## [Exercise brief]
The answer must be a single number: how many lines in the records below contain the word "FOLLOW".

Start of Records shown

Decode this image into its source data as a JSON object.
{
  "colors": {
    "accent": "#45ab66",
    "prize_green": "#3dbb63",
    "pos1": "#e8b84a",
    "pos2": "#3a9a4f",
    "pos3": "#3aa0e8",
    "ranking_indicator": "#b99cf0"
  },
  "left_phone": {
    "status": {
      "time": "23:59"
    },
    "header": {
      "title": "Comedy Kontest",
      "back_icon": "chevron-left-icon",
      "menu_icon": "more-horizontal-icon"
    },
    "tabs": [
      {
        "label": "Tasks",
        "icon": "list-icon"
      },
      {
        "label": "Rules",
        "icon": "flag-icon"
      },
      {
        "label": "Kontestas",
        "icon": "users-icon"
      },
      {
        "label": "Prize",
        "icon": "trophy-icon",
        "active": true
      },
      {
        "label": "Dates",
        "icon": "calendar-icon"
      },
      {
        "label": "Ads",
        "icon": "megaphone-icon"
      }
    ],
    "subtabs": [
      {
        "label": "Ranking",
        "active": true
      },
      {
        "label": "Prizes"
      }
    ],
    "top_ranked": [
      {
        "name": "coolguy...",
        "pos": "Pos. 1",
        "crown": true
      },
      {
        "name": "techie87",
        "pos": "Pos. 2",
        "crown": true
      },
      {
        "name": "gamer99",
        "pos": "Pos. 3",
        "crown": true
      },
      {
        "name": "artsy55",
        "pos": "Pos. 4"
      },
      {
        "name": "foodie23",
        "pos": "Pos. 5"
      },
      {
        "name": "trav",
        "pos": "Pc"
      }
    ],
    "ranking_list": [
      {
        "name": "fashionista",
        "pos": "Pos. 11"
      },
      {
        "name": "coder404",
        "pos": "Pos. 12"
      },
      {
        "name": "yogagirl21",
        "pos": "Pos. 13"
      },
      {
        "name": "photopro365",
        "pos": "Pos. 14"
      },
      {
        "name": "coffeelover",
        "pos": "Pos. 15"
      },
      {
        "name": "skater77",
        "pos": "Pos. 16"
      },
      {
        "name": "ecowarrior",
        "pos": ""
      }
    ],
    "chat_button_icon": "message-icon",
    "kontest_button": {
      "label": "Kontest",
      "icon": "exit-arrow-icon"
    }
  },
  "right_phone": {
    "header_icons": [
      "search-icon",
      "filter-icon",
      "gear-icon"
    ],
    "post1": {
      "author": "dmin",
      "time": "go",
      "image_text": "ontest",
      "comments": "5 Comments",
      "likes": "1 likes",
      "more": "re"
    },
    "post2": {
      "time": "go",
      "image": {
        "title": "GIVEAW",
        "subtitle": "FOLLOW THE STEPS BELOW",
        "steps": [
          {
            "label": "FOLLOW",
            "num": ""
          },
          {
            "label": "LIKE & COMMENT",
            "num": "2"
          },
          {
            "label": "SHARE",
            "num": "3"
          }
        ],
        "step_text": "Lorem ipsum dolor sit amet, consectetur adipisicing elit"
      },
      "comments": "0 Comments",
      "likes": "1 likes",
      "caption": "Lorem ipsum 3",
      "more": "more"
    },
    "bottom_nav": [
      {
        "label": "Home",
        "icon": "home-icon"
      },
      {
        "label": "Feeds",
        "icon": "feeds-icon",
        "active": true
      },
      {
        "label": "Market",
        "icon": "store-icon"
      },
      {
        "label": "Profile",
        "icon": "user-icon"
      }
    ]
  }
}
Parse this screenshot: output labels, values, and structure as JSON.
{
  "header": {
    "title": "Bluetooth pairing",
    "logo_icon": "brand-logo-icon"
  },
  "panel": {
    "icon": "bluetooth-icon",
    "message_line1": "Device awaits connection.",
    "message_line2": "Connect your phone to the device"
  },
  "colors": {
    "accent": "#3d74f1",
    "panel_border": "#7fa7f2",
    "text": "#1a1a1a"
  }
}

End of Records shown

## [Output for this task]
2